With the sun out, the reflection of the blue sky turning the dirty water of the lake an acceptable shade of aqua, and a fair number of young families feeding the ducks at lake’s edge, for a few hours today, Echo Park was a place I would actually consider spending some time.
Living a block from the park, it’s easy to take a quick jaunt around the lake and I frequently do, but I have never, and rarely ever even consider stopping to enjoy the place. Truth be told, there isn’t that much to enjoy. That’s why today was so surprising. Maybe it was the mild temperature, maybe the fact that maintenance workers were in the process of dressing up the grassy knolls and picking up fallen palm fronds. Whatever it was, the place suddenly had so much potential.
So with favorable perspective, I picked out the specific individual characteristics of the park that combine to typically make it an unpleasant place to be and went back and snapped a few photos. In this neighborhood with it’s ambitious squads of graffiti artists, fixing these unsightly aspects and keeping them fixed would require tireless diligence, but I think the neighborhood is evolving into a community that could devote such diligence. All it takes is a somewhere to start.

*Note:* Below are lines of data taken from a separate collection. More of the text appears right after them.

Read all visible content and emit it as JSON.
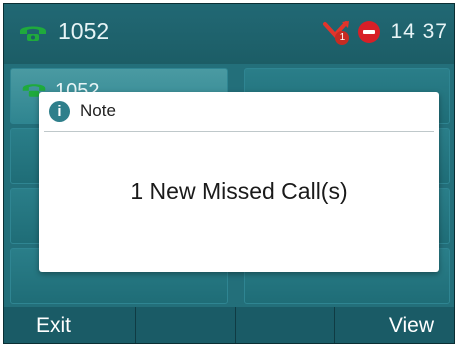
{
  "status_bar": {
    "account_number": "1052",
    "missed_count": "1",
    "clock": "14 37"
  },
  "line_keys": {
    "line1_number": "1052"
  },
  "dialog": {
    "title": "Note",
    "info_glyph": "i",
    "message": "1 New Missed Call(s)"
  },
  "softkeys": {
    "exit_label": "Exit",
    "view_label": "View"
  },
  "colors": {
    "screen_bg": "#1f6a74",
    "softkey_bg": "#1a5b66",
    "phone_icon": "#1faa3c",
    "dnd_icon": "#d81f27"
  }
}
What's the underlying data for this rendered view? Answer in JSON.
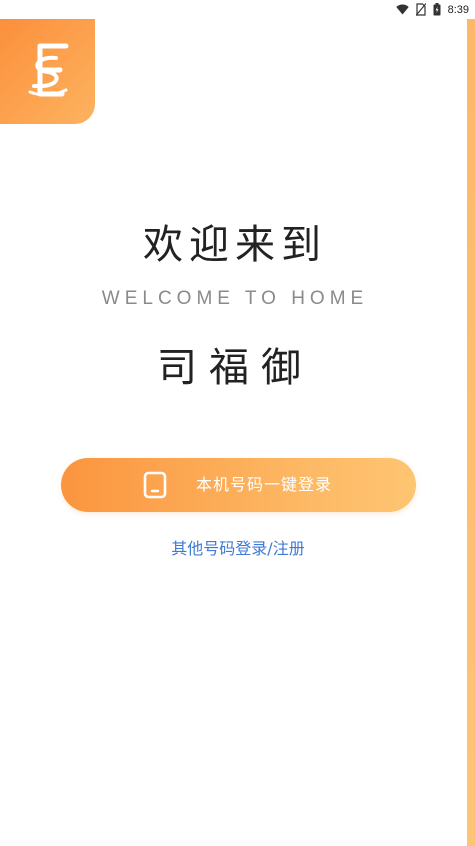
{
  "status_bar": {
    "time": "8:39",
    "icons": [
      "wifi-icon",
      "no-sim-icon",
      "battery-icon"
    ]
  },
  "logo": {
    "icon": "brand-logo-icon",
    "accent_start": "#fb8f3c",
    "accent_end": "#fdb35f"
  },
  "welcome": {
    "title": "欢迎来到",
    "subtitle": "WELCOME TO HOME",
    "brand": "司福御"
  },
  "login": {
    "one_click_label": "本机号码一键登录",
    "one_click_icon": "phone-icon",
    "other_label": "其他号码登录/注册",
    "link_color": "#3f7ad6"
  }
}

What follows the jump is a photo essay of the park’s unsightly elements and ideas to fix them.
This is an average garbage can in Echo Park. Two things strike me: 1) it’s tagged, 2) even if it weren’t tagged, it would still be ugly. Why not replace these steel drums with wire cans like Metro uses. Those receptacles are inherently more attractive and offer the added benefit of no solid surfaces on which to paint. Kill two birds with one stone.
This is one of two sets of buoys in the lake. This one is in worse shape than the other, but both could use replacement. The nice thing about replacing these is, new one’s will last a while. Until the paddleboats come back, no one can get out there to deface them. These beat up things are a constant subconscious reminder of how beat down the park is.
To me, these photos are final and definitive proof that tagging is not a respectable art form. Most park visitors probably have never realized the beautiful mural underneath the obnoxious vandalism (if you destroy another piece of art, it’s undeniably vandalism). I was surprised to discover it myself. It’s a shame that anyone would “go over” something so good.
This is the most confusing park addition because it’s obviously been put there by Parks and Rec. Why does the southeast corner of the lake have an ugly chain link fence around it? To keep people from jumping in? To keep runaway cars exiting the freeway from careening into the water? The rest of the lake is unfenced. Why here? It’s ugly and subconsciously paternalistic and should be removed to preserve the parks integrity.
I assume that this structure houses some sort of pump or filtration system. Whatever is in there, it sucks in all the trash that floats in the lake. A “screen” of poles protects the grate from a lot of detritus, but obviously a lot gets through. Don’t the maintenance people clean this? If not, why not? It’s horrible, unsightly, and effectively destroys any charm the northeast corner of the park has. Here’s a reverse angle of the structure. This side is accessible from dry land. Perhaps it’s the excessive rain that caused everything to wash into this one corner, but from past observation, it’s never been clean. Who’d want o clean it? It’s the most natural homeless toilet in the park. Fence it off.
Just one example of the widespread tagging in the park. Every available surface bears a tag. Picnic tables, trashcans, park benches, water fountains…everything. Who is responsible for painting over these tags? Here’s a nice one right next to the playground. Awesome.
This is an average park bench on the east side of the lake. The benches on the west side are a more attractive design and are better maintained. A quick paintjob would improve the appearance and functionality of this bench ten-fold. Who is supposed to paint these things?
So now that I’ve made Echo Park look like a place no one would ever want to visit, I’m going to try to get all this fixed. Hopefully Councilman Garcetti will read this post. Hopefully someone at Parks and Rec will be responsive. I know there are higher priorities than beautification, but when you’ve got a park space with as much potential as Echo Park, why not put a little extra effort in to make it everything it could be?